uses smells or other chemicals to communicate
animals which must use heat acquired from the environment and behavioral adaptations to regulate body temperature
mainly lives in water that is not salty.
having a body temperature that fluctuates with that of the immediate environment; having no mechanism or a poorly developed mechanism for regulating internal body temperature.
A large change in the shape or structure of an animal that happens as the animal grows. In insects, "incomplete metamorphosis" is when young animals are similar to adults and change gradually into the adult form, and "complete metamorphosis" is when there is a profound change between larval and adult forms. Butterflies have complete metamorphosis, grasshoppers have incomplete metamorphosis.

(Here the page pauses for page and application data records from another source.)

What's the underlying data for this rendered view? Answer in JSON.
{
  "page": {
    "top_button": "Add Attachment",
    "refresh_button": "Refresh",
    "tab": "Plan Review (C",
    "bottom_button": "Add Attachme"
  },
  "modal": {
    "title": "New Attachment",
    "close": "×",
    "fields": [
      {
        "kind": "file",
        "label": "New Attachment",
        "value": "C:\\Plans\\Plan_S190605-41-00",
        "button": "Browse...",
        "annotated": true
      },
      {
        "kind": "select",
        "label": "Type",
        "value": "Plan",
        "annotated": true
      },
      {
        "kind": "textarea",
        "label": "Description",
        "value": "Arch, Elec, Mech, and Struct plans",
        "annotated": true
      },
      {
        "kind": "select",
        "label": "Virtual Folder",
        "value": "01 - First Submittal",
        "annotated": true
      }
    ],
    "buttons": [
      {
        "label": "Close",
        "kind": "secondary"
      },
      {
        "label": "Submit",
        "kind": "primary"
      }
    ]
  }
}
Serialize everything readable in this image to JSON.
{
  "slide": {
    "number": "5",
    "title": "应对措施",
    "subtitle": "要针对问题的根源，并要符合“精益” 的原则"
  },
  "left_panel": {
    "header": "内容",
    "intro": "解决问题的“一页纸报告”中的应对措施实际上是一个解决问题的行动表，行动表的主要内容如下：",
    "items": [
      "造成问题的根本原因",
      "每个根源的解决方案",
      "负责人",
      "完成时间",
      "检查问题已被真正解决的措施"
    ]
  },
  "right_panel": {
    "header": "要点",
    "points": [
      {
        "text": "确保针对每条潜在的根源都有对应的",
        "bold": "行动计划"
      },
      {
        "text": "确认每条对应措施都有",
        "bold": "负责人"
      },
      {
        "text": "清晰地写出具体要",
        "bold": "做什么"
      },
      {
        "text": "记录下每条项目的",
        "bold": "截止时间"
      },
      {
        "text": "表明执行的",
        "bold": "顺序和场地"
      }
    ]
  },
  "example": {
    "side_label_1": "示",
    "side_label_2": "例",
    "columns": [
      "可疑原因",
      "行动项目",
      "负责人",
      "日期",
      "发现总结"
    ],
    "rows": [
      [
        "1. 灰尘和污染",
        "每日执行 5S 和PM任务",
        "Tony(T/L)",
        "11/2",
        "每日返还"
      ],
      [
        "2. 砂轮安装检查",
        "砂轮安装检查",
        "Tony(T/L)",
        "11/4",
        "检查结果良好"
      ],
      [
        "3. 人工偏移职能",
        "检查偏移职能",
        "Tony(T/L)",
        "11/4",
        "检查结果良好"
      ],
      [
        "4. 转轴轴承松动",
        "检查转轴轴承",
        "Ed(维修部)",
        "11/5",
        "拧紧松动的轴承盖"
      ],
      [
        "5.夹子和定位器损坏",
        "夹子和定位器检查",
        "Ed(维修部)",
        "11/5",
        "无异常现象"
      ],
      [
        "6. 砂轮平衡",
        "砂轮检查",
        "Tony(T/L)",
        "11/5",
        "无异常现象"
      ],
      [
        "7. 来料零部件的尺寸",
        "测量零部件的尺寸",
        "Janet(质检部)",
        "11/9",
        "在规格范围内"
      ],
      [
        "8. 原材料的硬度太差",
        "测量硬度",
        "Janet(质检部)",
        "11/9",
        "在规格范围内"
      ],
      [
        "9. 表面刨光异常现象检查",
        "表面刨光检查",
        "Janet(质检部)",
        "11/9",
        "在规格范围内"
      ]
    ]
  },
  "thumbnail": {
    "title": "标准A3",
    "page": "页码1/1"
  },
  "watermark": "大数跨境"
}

having the capacity to move from one place to another.
specialized for swimming
an organism that obtains nutrients from other organisms in a harmful way that doesn't cause immediate death
breeding is confined to a particular season
non-motile; permanently attached at the base.
Attached to substratum and moving little or not at all. Synapomorphy of the Anthozoa
reproduction that includes combining the genetic contribution of two individuals, a male and a female
uses touch to communicate
that region of the Earth between 23.5 degrees North and 60 degrees North (between the Tropic of Cancer and the Arctic Circle) and between 23.5 degrees South and 60 degrees South (between the Tropic of Capricorn and the Antarctic Circle).
Brooks, D., E. Hoberg, A. Houtman. 1993. Some platyhelminths inhabiting white-throated sparrows, Zonotrichia albicollis (Aves: Emberizidae: Emberizinae), from Algonquin Park, Ontario, Canada. Journal of Parasitology, 79: 610-612.
Burt, D. 1970. Platyhelminthes and parasitism. London: English Universities Press.
Crompton, D., S. Joyner. 1980. Parasitic worms. New York: Wykeham Publications.
Huffman, J. 2009. Trematodes. Pp. 225-245 in C Atkinson, N Thomas, B Hunter, eds. Parasitic diseases of wild birds. Iowa: Wiley-Blackwell.
John T., S. 2007. A color atlas of parasitology. San Francisco, CA: University of San Francisco.
Macy, R. 1934. Studies on the taxonomy, morphology, and biology of Prosthogonimus macrochis Macy, a common oviduct fluke of domestic fowls in North America. Minnesota: University Farm.
Olsen, O. 1967. Animal parasites: Their biology and life cycles. Colorado: Burgess Publishing.
Permin, A., J. Hansen. 1998. The epidemiology, diagnosis, and control of poultry parasites. Rome: Food and Agriculture Organization of the United Nations.
Smyth, J., D. Halton. 1983. The physiology of trematodes, 2nd edition. Cambridge: Cambridge University Press.
Sullivan, J. 2007. A color atlas of parasitology. San Francisco, California: Parasitology.